> Records supplied
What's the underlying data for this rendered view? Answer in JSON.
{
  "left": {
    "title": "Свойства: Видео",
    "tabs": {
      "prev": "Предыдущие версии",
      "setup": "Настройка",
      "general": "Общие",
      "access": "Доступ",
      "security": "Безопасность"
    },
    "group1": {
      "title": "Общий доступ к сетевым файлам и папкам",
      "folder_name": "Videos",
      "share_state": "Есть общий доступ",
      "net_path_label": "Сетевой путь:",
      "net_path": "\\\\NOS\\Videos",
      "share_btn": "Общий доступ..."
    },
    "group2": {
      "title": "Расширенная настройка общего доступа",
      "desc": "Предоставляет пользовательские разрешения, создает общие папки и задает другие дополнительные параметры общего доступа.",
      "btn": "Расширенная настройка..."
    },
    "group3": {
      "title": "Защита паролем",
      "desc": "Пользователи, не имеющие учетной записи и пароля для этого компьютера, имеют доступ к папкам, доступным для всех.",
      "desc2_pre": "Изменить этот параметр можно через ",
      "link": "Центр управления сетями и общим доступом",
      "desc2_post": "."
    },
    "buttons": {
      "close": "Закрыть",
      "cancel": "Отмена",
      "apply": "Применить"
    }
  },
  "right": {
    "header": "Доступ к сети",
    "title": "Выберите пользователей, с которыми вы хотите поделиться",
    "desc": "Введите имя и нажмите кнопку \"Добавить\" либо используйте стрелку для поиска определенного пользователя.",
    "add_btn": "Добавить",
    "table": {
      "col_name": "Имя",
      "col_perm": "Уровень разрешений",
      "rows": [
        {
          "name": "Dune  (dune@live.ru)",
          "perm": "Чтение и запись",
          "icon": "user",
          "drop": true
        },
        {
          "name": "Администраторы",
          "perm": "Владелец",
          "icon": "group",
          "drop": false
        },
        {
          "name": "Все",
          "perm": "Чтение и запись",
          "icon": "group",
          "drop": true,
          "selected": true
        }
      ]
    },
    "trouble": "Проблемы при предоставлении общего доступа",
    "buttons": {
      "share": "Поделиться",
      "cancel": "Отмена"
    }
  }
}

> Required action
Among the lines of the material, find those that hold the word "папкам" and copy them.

> Answer area
      "title": "Общий доступ к сетевым файлам и папкам",
      "desc": "Пользователи, не имеющие учетной записи и пароля для этого компьютера, имеют доступ к папкам, доступным для всех.",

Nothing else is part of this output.